Data for the task Start Marker

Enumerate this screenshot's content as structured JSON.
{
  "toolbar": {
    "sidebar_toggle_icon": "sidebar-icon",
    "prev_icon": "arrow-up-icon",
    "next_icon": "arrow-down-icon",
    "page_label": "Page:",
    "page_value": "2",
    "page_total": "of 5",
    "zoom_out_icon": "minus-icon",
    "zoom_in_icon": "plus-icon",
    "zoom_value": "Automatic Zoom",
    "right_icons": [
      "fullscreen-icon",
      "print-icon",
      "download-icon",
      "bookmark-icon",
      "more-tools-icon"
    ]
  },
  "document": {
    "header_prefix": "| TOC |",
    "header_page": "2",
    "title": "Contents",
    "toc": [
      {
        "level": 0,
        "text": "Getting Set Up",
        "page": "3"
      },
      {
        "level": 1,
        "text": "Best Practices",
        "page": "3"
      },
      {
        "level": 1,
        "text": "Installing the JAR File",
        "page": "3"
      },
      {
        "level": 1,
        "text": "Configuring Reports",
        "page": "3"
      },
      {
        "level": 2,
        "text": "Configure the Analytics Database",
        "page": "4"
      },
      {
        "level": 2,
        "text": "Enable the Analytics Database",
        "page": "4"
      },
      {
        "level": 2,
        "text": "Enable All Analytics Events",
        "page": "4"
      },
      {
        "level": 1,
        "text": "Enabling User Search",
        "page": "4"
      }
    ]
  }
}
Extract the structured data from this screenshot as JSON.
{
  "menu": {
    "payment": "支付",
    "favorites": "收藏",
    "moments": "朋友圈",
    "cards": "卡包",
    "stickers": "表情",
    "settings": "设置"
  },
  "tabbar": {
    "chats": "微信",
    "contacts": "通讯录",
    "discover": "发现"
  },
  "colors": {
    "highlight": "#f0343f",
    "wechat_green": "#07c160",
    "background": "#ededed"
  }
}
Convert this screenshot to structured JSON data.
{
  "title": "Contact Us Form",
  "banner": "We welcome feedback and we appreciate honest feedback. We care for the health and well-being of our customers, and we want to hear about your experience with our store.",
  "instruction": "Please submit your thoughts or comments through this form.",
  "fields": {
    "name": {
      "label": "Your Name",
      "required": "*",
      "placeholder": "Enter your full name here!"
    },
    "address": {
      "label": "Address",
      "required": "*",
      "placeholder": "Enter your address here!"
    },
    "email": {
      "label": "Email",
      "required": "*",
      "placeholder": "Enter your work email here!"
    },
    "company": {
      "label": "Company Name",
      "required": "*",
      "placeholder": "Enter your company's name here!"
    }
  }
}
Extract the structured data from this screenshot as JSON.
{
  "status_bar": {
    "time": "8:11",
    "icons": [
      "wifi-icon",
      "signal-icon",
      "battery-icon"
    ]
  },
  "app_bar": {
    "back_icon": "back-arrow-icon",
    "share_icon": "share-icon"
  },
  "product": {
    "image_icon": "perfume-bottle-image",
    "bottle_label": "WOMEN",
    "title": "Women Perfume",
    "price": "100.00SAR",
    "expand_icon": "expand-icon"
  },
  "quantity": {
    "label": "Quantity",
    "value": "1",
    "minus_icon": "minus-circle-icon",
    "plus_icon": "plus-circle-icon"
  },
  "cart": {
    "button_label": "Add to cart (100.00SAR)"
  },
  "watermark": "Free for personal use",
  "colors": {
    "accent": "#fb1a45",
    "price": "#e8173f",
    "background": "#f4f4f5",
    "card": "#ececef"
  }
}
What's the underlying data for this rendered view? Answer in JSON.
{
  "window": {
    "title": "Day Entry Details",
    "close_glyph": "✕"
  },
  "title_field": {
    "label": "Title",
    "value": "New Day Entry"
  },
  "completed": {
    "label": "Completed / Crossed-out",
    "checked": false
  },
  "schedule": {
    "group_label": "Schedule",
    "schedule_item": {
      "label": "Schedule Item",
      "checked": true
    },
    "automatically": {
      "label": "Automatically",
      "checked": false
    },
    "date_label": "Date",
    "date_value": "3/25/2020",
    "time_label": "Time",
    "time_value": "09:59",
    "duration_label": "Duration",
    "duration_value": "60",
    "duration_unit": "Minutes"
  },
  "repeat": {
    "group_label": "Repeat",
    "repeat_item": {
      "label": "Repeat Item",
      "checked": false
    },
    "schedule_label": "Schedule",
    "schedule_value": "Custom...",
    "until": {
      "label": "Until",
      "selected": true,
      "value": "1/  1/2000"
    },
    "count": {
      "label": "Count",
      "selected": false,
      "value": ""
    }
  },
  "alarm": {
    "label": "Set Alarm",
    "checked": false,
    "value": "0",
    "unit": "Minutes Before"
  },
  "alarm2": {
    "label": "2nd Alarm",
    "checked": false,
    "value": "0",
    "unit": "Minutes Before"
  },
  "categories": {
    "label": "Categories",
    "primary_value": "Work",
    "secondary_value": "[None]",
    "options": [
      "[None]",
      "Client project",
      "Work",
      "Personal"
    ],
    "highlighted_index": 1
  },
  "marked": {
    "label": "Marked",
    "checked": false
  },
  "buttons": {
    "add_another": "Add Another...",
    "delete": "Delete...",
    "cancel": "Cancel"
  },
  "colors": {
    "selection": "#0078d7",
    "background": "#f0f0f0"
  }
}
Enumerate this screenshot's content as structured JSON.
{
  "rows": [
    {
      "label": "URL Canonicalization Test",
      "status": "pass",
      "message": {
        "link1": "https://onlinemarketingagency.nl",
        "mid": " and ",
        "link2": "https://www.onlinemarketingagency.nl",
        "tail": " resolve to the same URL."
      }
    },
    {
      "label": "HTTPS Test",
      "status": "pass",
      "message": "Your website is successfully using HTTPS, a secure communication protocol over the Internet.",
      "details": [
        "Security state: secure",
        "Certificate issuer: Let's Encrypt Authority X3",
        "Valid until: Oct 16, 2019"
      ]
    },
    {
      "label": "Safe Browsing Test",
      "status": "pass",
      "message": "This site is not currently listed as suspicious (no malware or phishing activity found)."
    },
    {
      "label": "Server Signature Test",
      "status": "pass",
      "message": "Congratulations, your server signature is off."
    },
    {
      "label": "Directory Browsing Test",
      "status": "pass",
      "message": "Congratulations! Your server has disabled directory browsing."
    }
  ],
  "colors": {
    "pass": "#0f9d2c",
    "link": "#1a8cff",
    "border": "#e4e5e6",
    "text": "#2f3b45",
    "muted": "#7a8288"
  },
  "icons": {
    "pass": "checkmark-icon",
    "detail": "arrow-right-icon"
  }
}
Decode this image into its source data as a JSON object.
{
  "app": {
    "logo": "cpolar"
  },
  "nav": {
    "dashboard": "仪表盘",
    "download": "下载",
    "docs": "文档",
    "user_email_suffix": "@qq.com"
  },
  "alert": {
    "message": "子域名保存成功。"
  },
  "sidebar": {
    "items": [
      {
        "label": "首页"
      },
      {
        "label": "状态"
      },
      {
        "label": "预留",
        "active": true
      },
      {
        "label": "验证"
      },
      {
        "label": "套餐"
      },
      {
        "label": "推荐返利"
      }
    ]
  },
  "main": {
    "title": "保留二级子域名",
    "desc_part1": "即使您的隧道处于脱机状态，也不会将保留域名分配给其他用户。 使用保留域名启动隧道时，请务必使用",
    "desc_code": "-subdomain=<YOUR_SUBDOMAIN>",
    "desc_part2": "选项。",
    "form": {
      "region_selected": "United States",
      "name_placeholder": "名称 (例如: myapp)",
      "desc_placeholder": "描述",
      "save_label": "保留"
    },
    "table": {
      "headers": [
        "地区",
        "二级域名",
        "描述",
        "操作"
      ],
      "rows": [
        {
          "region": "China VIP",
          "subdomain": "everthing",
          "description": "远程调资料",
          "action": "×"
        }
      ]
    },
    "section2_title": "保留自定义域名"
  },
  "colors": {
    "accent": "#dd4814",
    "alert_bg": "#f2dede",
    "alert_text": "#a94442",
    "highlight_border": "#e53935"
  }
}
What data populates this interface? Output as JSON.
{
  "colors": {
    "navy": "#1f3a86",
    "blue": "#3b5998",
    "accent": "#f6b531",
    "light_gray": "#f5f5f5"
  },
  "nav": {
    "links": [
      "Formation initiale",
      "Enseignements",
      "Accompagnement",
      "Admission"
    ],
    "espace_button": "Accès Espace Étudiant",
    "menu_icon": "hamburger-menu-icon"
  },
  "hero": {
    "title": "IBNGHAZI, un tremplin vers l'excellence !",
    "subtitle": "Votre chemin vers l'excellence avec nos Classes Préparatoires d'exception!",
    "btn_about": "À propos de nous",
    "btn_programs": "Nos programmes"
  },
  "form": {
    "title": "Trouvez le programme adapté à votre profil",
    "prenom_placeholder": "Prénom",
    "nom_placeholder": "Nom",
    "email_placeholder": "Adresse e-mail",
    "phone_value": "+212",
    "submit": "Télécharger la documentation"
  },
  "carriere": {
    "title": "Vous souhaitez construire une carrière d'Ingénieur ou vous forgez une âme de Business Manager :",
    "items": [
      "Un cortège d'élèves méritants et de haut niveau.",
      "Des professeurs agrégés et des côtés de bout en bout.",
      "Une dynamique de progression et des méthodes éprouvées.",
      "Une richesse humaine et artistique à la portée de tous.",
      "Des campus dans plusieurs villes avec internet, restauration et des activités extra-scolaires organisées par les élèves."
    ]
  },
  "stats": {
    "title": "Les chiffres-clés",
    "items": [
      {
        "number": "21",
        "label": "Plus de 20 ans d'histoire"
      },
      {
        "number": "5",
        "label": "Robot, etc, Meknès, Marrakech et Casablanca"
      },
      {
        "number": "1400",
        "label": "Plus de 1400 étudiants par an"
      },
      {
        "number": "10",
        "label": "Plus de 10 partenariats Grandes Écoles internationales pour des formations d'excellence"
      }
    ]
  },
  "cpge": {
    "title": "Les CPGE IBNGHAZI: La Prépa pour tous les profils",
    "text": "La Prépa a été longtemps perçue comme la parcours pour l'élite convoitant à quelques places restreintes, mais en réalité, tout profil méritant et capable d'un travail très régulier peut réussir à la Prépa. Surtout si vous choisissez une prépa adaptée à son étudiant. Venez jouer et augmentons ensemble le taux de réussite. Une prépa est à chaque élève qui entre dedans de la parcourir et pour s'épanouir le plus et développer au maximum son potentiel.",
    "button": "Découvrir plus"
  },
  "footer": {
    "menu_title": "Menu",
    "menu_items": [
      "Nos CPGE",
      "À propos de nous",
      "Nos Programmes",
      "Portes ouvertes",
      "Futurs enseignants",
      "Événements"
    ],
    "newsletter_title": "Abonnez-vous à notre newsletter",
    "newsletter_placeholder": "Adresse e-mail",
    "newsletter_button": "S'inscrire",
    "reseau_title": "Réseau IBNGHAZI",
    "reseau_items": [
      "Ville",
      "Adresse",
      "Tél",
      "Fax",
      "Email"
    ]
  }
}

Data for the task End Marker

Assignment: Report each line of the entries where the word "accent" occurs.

Result below:
    "accent": "#fb1a45",
    "accent": "#dd4814",
    "accent": "#f6b531",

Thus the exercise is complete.